TASK OBJECTIVE: Write out the data again in full, keeping every character the same.

DATA FOR THIS EXERCISE:
■ ■ ■
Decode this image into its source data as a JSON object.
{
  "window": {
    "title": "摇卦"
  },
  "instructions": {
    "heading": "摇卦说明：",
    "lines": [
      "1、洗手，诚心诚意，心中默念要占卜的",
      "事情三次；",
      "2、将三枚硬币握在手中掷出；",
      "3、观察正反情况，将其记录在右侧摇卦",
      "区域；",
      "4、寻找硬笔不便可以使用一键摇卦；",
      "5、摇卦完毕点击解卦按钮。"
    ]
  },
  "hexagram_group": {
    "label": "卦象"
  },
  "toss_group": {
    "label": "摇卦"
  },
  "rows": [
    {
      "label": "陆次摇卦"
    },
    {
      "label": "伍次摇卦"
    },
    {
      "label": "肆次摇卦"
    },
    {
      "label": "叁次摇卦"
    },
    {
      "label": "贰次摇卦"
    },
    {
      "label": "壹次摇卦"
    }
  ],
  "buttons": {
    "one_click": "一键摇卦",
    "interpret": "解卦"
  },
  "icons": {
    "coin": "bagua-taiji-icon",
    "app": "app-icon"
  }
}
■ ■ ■
THE COMPLETED TASK:
Decode this image into its source data as a JSON object.
{
  "window": {
    "title": "摇卦"
  },
  "instructions": {
    "heading": "摇卦说明：",
    "lines": [
      "1、洗手，诚心诚意，心中默念要占卜的",
      "事情三次；",
      "2、将三枚硬币握在手中掷出；",
      "3、观察正反情况，将其记录在右侧摇卦",
      "区域；",
      "4、寻找硬笔不便可以使用一键摇卦；",
      "5、摇卦完毕点击解卦按钮。"
    ]
  },
  "hexagram_group": {
    "label": "卦象"
  },
  "toss_group": {
    "label": "摇卦"
  },
  "rows": [
    {
      "label": "陆次摇卦"
    },
    {
      "label": "伍次摇卦"
    },
    {
      "label": "肆次摇卦"
    },
    {
      "label": "叁次摇卦"
    },
    {
      "label": "贰次摇卦"
    },
    {
      "label": "壹次摇卦"
    }
  ],
  "buttons": {
    "one_click": "一键摇卦",
    "interpret": "解卦"
  },
  "icons": {
    "coin": "bagua-taiji-icon",
    "app": "app-icon"
  }
}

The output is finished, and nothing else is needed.